Raw data:
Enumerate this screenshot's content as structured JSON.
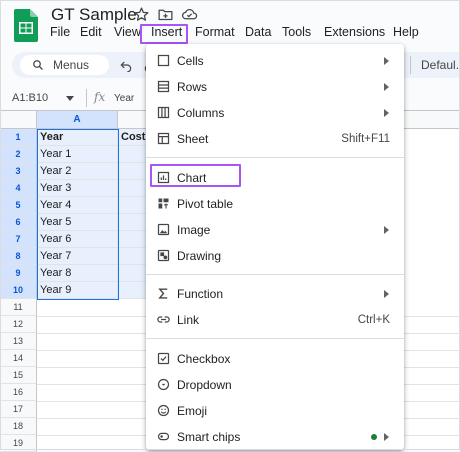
{
  "doc": {
    "title": "GT Sample"
  },
  "menubar": {
    "items": [
      {
        "label": "File"
      },
      {
        "label": "Edit"
      },
      {
        "label": "View"
      },
      {
        "label": "Insert"
      },
      {
        "label": "Format"
      },
      {
        "label": "Data"
      },
      {
        "label": "Tools"
      },
      {
        "label": "Extensions"
      },
      {
        "label": "Help"
      }
    ]
  },
  "toolbar": {
    "search_placeholder": "Menus",
    "font": "Defaul..."
  },
  "formula": {
    "range": "A1:B10",
    "value": "Year"
  },
  "grid": {
    "columns": [
      "A"
    ],
    "rows": [
      "1",
      "2",
      "3",
      "4",
      "5",
      "6",
      "7",
      "8",
      "9",
      "10",
      "11",
      "12",
      "13",
      "14",
      "15",
      "16",
      "17",
      "18",
      "19"
    ],
    "col_a": [
      "Year",
      "Year 1",
      "Year 2",
      "Year 3",
      "Year 4",
      "Year 5",
      "Year 6",
      "Year 7",
      "Year 8",
      "Year 9"
    ],
    "col_b_header": "Cost"
  },
  "insert_menu": {
    "cells": "Cells",
    "rows": "Rows",
    "columns": "Columns",
    "sheet": "Sheet",
    "sheet_shortcut": "Shift+F11",
    "chart": "Chart",
    "pivot": "Pivot table",
    "image": "Image",
    "drawing": "Drawing",
    "function": "Function",
    "link": "Link",
    "link_shortcut": "Ctrl+K",
    "checkbox": "Checkbox",
    "dropdown": "Dropdown",
    "emoji": "Emoji",
    "smart_chips": "Smart chips"
  },
  "colors": {
    "highlight": "#a855f7",
    "selection": "#1a73e8",
    "sheets_green": "#0f9d58"
  }
}
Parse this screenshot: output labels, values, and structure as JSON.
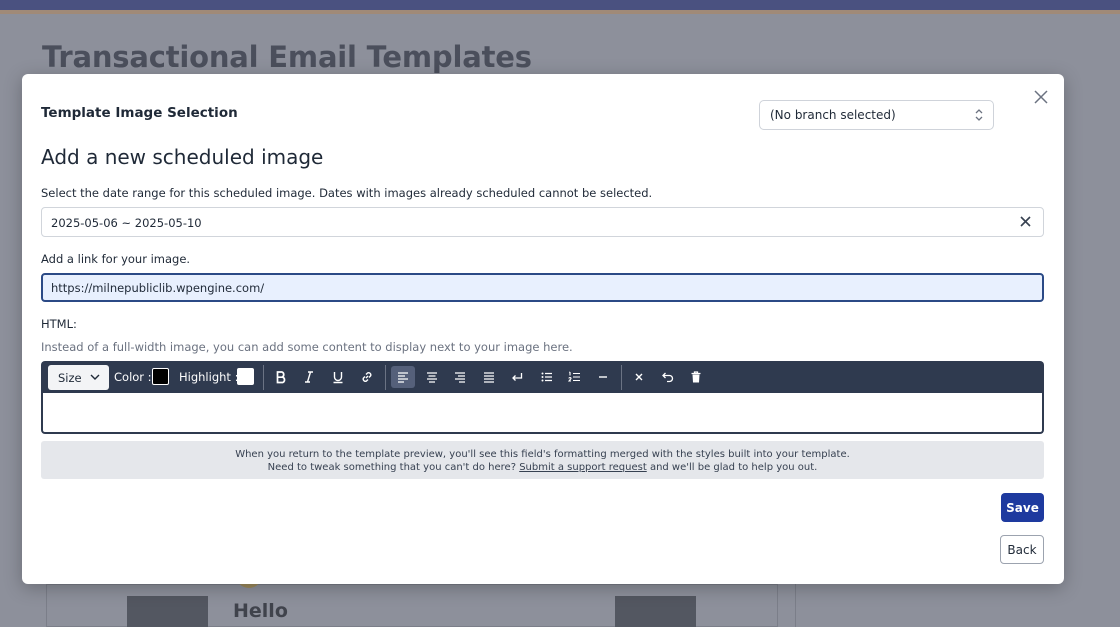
{
  "background": {
    "page_title": "Transactional Email Templates",
    "preview_heading": "Hello"
  },
  "modal": {
    "heading": "Template Image Selection",
    "branch_select": {
      "value": "(No branch selected)"
    },
    "section_title": "Add a new scheduled image",
    "date_label": "Select the date range for this scheduled image. Dates with images already scheduled cannot be selected.",
    "date_range": "2025-05-06 ~ 2025-05-10",
    "link_label": "Add a link for your image.",
    "link_value": "https://milnepubliclib.wpengine.com/",
    "html_label": "HTML:",
    "html_hint": "Instead of a full-width image, you can add some content to display next to your image here.",
    "toolbar": {
      "size_label": "Size",
      "color_label": "Color :",
      "highlight_label": "Highlight :",
      "color_value": "#000000",
      "highlight_value": "#ffffff"
    },
    "note": {
      "line1": "When you return to the template preview, you'll see this field's formatting merged with the styles built into your template.",
      "line2_before": "Need to tweak something that you can't do here?",
      "line2_link": "Submit a support request",
      "line2_after": "and we'll be glad to help you out."
    },
    "save_label": "Save",
    "back_label": "Back"
  },
  "colors": {
    "primary": "#1e3a9f",
    "toolbar": "#2f3a4f",
    "focus_border": "#2b4a86"
  }
}
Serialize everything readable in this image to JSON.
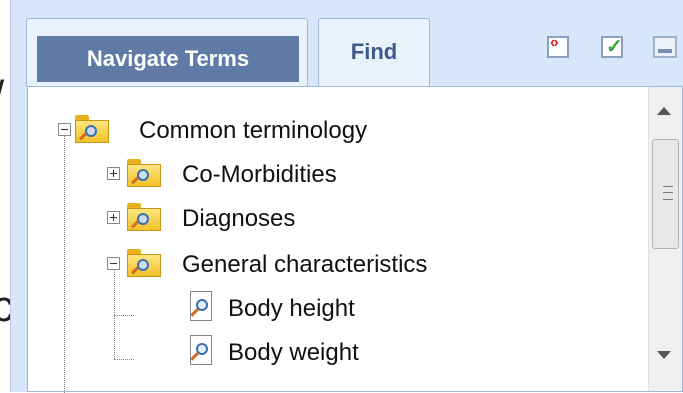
{
  "background": {
    "glyph_top": "/",
    "glyph_bottom": "c"
  },
  "tabs": [
    {
      "label": "Navigate Terms",
      "active": true
    },
    {
      "label": "Find",
      "active": false
    }
  ],
  "toolbar": {
    "icons": [
      "expand-collapse-icon",
      "check-icon",
      "window-icon"
    ]
  },
  "tree": {
    "root": {
      "label": "Common terminology",
      "expanded": true
    },
    "children": [
      {
        "label": "Co-Morbidities",
        "expanded": false
      },
      {
        "label": "Diagnoses",
        "expanded": false
      },
      {
        "label": "General characteristics",
        "expanded": true,
        "children": [
          {
            "label": "Body height"
          },
          {
            "label": "Body weight"
          }
        ]
      }
    ]
  },
  "colors": {
    "active_tab": "#607aa6",
    "panel": "#d7e6f8",
    "inactive_tab_text": "#3d5a88"
  }
}
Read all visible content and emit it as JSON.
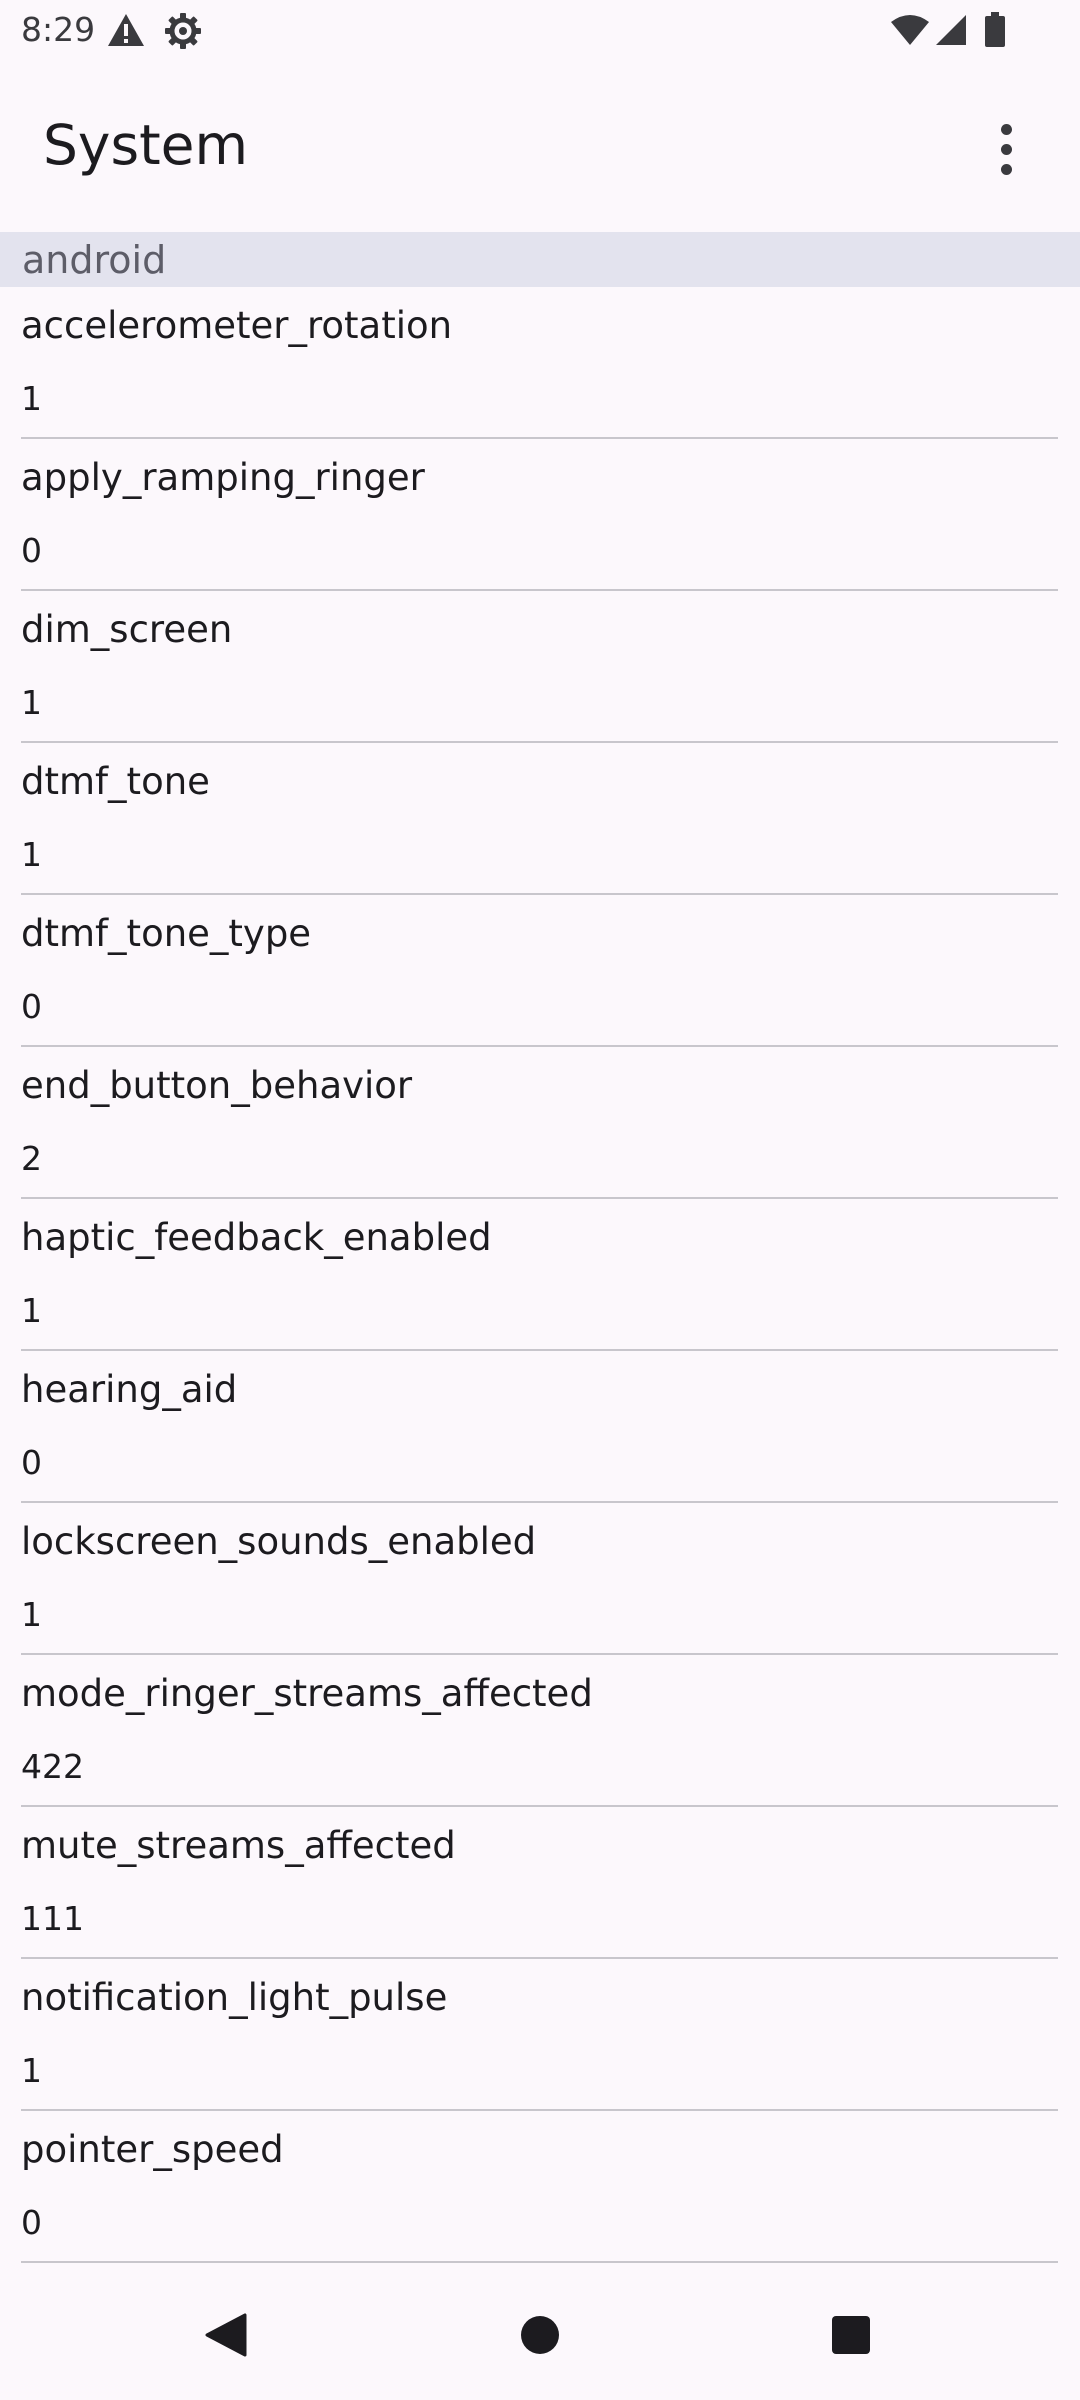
{
  "status_bar": {
    "time": "8:29",
    "icons": [
      "alert-triangle-icon",
      "settings-gear-icon",
      "wifi-icon",
      "cellular-signal-icon",
      "battery-icon"
    ]
  },
  "app_bar": {
    "title": "System",
    "overflow_icon": "more-vert-icon"
  },
  "section": {
    "label": "android"
  },
  "settings": [
    {
      "key": "accelerometer_rotation",
      "value": "1"
    },
    {
      "key": "apply_ramping_ringer",
      "value": "0"
    },
    {
      "key": "dim_screen",
      "value": "1"
    },
    {
      "key": "dtmf_tone",
      "value": "1"
    },
    {
      "key": "dtmf_tone_type",
      "value": "0"
    },
    {
      "key": "end_button_behavior",
      "value": "2"
    },
    {
      "key": "haptic_feedback_enabled",
      "value": "1"
    },
    {
      "key": "hearing_aid",
      "value": "0"
    },
    {
      "key": "lockscreen_sounds_enabled",
      "value": "1"
    },
    {
      "key": "mode_ringer_streams_affected",
      "value": "422"
    },
    {
      "key": "mute_streams_affected",
      "value": "111"
    },
    {
      "key": "notification_light_pulse",
      "value": "1"
    },
    {
      "key": "pointer_speed",
      "value": "0"
    }
  ],
  "nav_bar": {
    "buttons": [
      "back-icon",
      "home-icon",
      "recents-icon"
    ]
  },
  "colors": {
    "background": "#fcf8fc",
    "section_header_bg": "#e3e3ee",
    "divider": "#c8c6cc",
    "text_primary": "#1c1b1f",
    "icon": "#3a3a3e"
  }
}
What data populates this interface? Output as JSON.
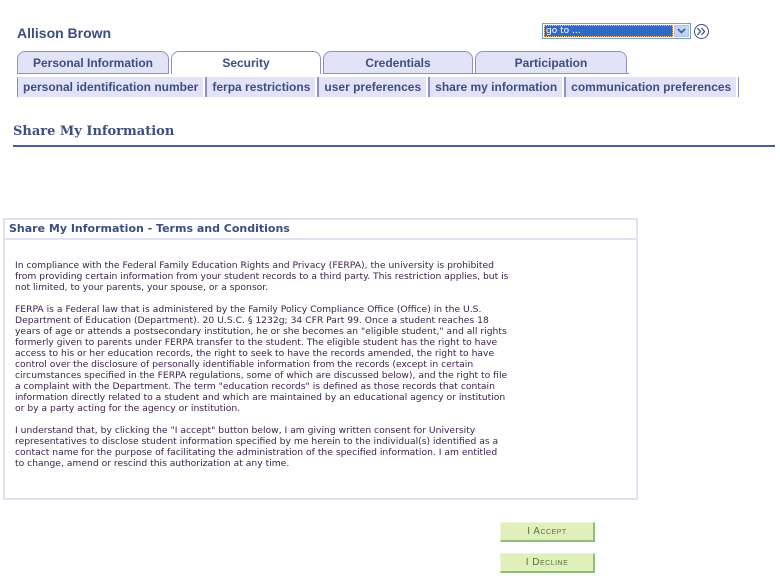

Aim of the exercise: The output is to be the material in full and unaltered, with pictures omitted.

Your solution:
Enumerate this screenshot's content as structured JSON.
{
  "doc": {
    "title": "GT Sample"
  },
  "menubar": {
    "items": [
      {
        "label": "File"
      },
      {
        "label": "Edit"
      },
      {
        "label": "View"
      },
      {
        "label": "Insert"
      },
      {
        "label": "Format"
      },
      {
        "label": "Data"
      },
      {
        "label": "Tools"
      },
      {
        "label": "Extensions"
      },
      {
        "label": "Help"
      }
    ]
  },
  "toolbar": {
    "search_placeholder": "Menus",
    "font": "Defaul..."
  },
  "formula": {
    "range": "A1:B10",
    "value": "Year"
  },
  "grid": {
    "columns": [
      "A"
    ],
    "rows": [
      "1",
      "2",
      "3",
      "4",
      "5",
      "6",
      "7",
      "8",
      "9",
      "10",
      "11",
      "12",
      "13",
      "14",
      "15",
      "16",
      "17",
      "18",
      "19"
    ],
    "col_a": [
      "Year",
      "Year 1",
      "Year 2",
      "Year 3",
      "Year 4",
      "Year 5",
      "Year 6",
      "Year 7",
      "Year 8",
      "Year 9"
    ],
    "col_b_header": "Cost"
  },
  "insert_menu": {
    "cells": "Cells",
    "rows": "Rows",
    "columns": "Columns",
    "sheet": "Sheet",
    "sheet_shortcut": "Shift+F11",
    "chart": "Chart",
    "pivot": "Pivot table",
    "image": "Image",
    "drawing": "Drawing",
    "function": "Function",
    "link": "Link",
    "link_shortcut": "Ctrl+K",
    "checkbox": "Checkbox",
    "dropdown": "Dropdown",
    "emoji": "Emoji",
    "smart_chips": "Smart chips"
  },
  "colors": {
    "highlight": "#a855f7",
    "selection": "#1a73e8",
    "sheets_green": "#0f9d58"
  }
}
Parse this screenshot: output labels, values, and structure as JSON.
{
  "background": {
    "page_title": "Transactional Email Templates",
    "preview_heading": "Hello"
  },
  "modal": {
    "heading": "Template Image Selection",
    "branch_select": {
      "value": "(No branch selected)"
    },
    "section_title": "Add a new scheduled image",
    "date_label": "Select the date range for this scheduled image. Dates with images already scheduled cannot be selected.",
    "date_range": "2025-05-06 ~ 2025-05-10",
    "link_label": "Add a link for your image.",
    "link_value": "https://milnepubliclib.wpengine.com/",
    "html_label": "HTML:",
    "html_hint": "Instead of a full-width image, you can add some content to display next to your image here.",
    "toolbar": {
      "size_label": "Size",
      "color_label": "Color :",
      "highlight_label": "Highlight :",
      "color_value": "#000000",
      "highlight_value": "#ffffff"
    },
    "note": {
      "line1": "When you return to the template preview, you'll see this field's formatting merged with the styles built into your template.",
      "line2_before": "Need to tweak something that you can't do here?",
      "line2_link": "Submit a support request",
      "line2_after": "and we'll be glad to help you out."
    },
    "save_label": "Save",
    "back_label": "Back"
  },
  "colors": {
    "primary": "#1e3a9f",
    "toolbar": "#2f3a4f",
    "focus_border": "#2b4a86"
  }
}
Serialize everything readable in this image to JSON.
{
  "background": {
    "glyph_top": "/",
    "glyph_bottom": "c"
  },
  "tabs": [
    {
      "label": "Navigate Terms",
      "active": true
    },
    {
      "label": "Find",
      "active": false
    }
  ],
  "toolbar": {
    "icons": [
      "expand-collapse-icon",
      "check-icon",
      "window-icon"
    ]
  },
  "tree": {
    "root": {
      "label": "Common terminology",
      "expanded": true
    },
    "children": [
      {
        "label": "Co-Morbidities",
        "expanded": false
      },
      {
        "label": "Diagnoses",
        "expanded": false
      },
      {
        "label": "General characteristics",
        "expanded": true,
        "children": [
          {
            "label": "Body height"
          },
          {
            "label": "Body weight"
          }
        ]
      }
    ]
  },
  "colors": {
    "active_tab": "#607aa6",
    "panel": "#d7e6f8",
    "inactive_tab_text": "#3d5a88"
  }
}
Read all visible content and emit it as JSON.
{
  "status_bar": {
    "time": "8:29",
    "icons": [
      "alert-triangle-icon",
      "settings-gear-icon",
      "wifi-icon",
      "cellular-signal-icon",
      "battery-icon"
    ]
  },
  "app_bar": {
    "title": "System",
    "overflow_icon": "more-vert-icon"
  },
  "section": {
    "label": "android"
  },
  "settings": [
    {
      "key": "accelerometer_rotation",
      "value": "1"
    },
    {
      "key": "apply_ramping_ringer",
      "value": "0"
    },
    {
      "key": "dim_screen",
      "value": "1"
    },
    {
      "key": "dtmf_tone",
      "value": "1"
    },
    {
      "key": "dtmf_tone_type",
      "value": "0"
    },
    {
      "key": "end_button_behavior",
      "value": "2"
    },
    {
      "key": "haptic_feedback_enabled",
      "value": "1"
    },
    {
      "key": "hearing_aid",
      "value": "0"
    },
    {
      "key": "lockscreen_sounds_enabled",
      "value": "1"
    },
    {
      "key": "mode_ringer_streams_affected",
      "value": "422"
    },
    {
      "key": "mute_streams_affected",
      "value": "111"
    },
    {
      "key": "notification_light_pulse",
      "value": "1"
    },
    {
      "key": "pointer_speed",
      "value": "0"
    }
  ],
  "nav_bar": {
    "buttons": [
      "back-icon",
      "home-icon",
      "recents-icon"
    ]
  },
  "colors": {
    "background": "#fcf8fc",
    "section_header_bg": "#e3e3ee",
    "divider": "#c8c6cc",
    "text_primary": "#1c1b1f",
    "icon": "#3a3a3e"
  }
}
What data populates this interface? Output as JSON.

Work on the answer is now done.